→ **Task item**
Here is a set of records. Copy them all exactly.

→ **Website and app data records**

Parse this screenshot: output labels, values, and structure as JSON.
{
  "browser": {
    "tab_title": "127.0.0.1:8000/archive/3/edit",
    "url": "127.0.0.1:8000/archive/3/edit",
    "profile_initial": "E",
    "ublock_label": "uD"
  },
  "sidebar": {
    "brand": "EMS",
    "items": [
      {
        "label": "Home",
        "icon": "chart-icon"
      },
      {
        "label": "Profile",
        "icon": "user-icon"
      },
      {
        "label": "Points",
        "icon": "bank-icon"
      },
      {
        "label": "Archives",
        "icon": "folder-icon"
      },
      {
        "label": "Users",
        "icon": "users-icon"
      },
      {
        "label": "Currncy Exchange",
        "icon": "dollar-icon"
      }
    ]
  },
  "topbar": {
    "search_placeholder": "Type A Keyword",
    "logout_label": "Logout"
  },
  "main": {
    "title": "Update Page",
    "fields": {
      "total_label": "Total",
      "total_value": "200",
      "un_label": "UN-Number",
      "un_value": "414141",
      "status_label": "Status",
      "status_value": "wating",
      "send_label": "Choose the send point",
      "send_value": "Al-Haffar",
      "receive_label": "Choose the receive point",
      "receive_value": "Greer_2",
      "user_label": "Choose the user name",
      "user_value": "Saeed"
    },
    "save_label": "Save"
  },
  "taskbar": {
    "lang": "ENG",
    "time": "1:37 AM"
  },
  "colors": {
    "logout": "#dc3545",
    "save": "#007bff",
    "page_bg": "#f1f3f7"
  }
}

→ **Answer section**
Parse this screenshot: output labels, values, and structure as JSON.
{
  "browser": {
    "tab_title": "127.0.0.1:8000/archive/3/edit",
    "url": "127.0.0.1:8000/archive/3/edit",
    "profile_initial": "E",
    "ublock_label": "uD"
  },
  "sidebar": {
    "brand": "EMS",
    "items": [
      {
        "label": "Home",
        "icon": "chart-icon"
      },
      {
        "label": "Profile",
        "icon": "user-icon"
      },
      {
        "label": "Points",
        "icon": "bank-icon"
      },
      {
        "label": "Archives",
        "icon": "folder-icon"
      },
      {
        "label": "Users",
        "icon": "users-icon"
      },
      {
        "label": "Currncy Exchange",
        "icon": "dollar-icon"
      }
    ]
  },
  "topbar": {
    "search_placeholder": "Type A Keyword",
    "logout_label": "Logout"
  },
  "main": {
    "title": "Update Page",
    "fields": {
      "total_label": "Total",
      "total_value": "200",
      "un_label": "UN-Number",
      "un_value": "414141",
      "status_label": "Status",
      "status_value": "wating",
      "send_label": "Choose the send point",
      "send_value": "Al-Haffar",
      "receive_label": "Choose the receive point",
      "receive_value": "Greer_2",
      "user_label": "Choose the user name",
      "user_value": "Saeed"
    },
    "save_label": "Save"
  },
  "taskbar": {
    "lang": "ENG",
    "time": "1:37 AM"
  },
  "colors": {
    "logout": "#dc3545",
    "save": "#007bff",
    "page_bg": "#f1f3f7"
  }
}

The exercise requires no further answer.